I’ve tried blogging in the past, but in each case I didn’t have any kind of enthusiasm for it.  I was just trying to do what all the cool kids were doing.  I think that may have changed on this go.

About 1 month ago, after a prolonged series of “what do I want to do” crises, I finally justified to myself that enjoying life, enjoying how you spend the majority of your days or at least having a passion for the goals toward which you spend the majority of your time working, is rationally the most fundamental rule one can hold on to even in the midst of absolute uncertainty about anything and everything else.  Inherent in the “enjoy life” rule is a compatibility with every school of thought that I am aware of, whether it be religious, atheistic, economic, etc.  I suppose you have to add in there a certain awareness that ”long-term” enjoyment will generally yield better results than “short term” enjoyment.
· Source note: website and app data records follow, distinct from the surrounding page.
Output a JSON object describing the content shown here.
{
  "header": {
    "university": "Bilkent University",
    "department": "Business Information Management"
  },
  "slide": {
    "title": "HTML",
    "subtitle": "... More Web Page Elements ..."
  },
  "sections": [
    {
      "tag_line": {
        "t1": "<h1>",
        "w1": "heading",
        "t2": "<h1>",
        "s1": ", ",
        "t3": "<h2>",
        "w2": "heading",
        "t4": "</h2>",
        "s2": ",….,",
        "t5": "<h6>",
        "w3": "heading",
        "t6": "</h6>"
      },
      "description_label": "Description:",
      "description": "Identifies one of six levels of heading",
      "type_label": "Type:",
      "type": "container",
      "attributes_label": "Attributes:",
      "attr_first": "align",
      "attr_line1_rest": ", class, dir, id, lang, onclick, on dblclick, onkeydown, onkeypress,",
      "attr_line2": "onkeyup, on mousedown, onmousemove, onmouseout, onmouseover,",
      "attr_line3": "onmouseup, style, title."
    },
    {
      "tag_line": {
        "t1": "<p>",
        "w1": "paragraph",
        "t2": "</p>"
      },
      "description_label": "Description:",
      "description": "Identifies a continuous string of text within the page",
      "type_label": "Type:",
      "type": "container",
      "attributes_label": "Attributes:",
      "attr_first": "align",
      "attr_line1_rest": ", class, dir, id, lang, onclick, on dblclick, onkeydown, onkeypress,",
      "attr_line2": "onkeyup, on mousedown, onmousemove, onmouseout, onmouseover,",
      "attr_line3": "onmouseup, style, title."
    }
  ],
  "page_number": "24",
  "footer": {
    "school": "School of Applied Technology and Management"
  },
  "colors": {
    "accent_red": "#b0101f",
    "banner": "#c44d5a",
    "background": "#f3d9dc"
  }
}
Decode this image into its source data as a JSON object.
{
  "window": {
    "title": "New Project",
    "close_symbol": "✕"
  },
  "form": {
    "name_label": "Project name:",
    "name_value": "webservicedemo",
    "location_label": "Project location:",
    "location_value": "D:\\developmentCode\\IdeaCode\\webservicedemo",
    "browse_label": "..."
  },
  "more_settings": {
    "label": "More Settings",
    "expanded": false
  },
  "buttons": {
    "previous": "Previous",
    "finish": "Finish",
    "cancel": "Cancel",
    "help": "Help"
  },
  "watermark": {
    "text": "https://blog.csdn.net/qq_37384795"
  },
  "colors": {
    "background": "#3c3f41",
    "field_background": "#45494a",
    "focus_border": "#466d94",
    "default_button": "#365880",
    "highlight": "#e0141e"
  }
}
I think the tipping point, as it were, came when I read “Now, Discover Your Strengths” by Marcus Buckingham and Donald O. Clifton, and incidentally, I think everyone should read this in high school.  The premise is that we tend to describe ourselves in terms of negations and abnormalities:  “I’m not good at sports.”  “That person is agoraphobic.”  “I have a problem with math.”  As a result of this negative-based vocabulary, in general we have developed an ability for astute identification of weaknesses, and that skill, combined with the ideal of the “Renaissance Man”, brings us to focus on our weaknesses and how to improve them.  The problem with this “weakness-fixing” is that we tend to ignore our strengths.  The theory goes that by the time you’re around 16 your brain has largely “wired” itself, and as part of that “wiring” process it has pared down the diversity of neural pathways to a handful of primary ones, around 5.  Those primary neural pathways entail the easiest and quickest ways your brain can process information, implying that when presented with information that needs processing your brain tends to send it down one of those 5 processing pipelines.  Combined with the fact that endorphines are released when neural connections are executed, use of these pipelines allows for quite a lot of “feeling good”.  In short, the book says each of us has around 5 of the roughly 34 known “innate talents”, and instead of trying to develop new ones, which physiologically won’t happen after your brain has finished “wiring” itself, we need to identify these innate talents and play to those strengths.  Then, you can take their “Strengths Finder” test that will help you identify your specific set of strengths.

All that to say I finally have a good reason to fully embrace design.  It’s something I have tended towards since I was quite little, but until now I have resisted it out of some misguided sense that I should keep “improving my weaknesses”.  Specifically, I’m into virtual world design.  The context within which players exist inside an MMORPG.  And I’m not talking about cursory ideas, I want to dig deep, considering every possible angle on how to appropriately simulate reality.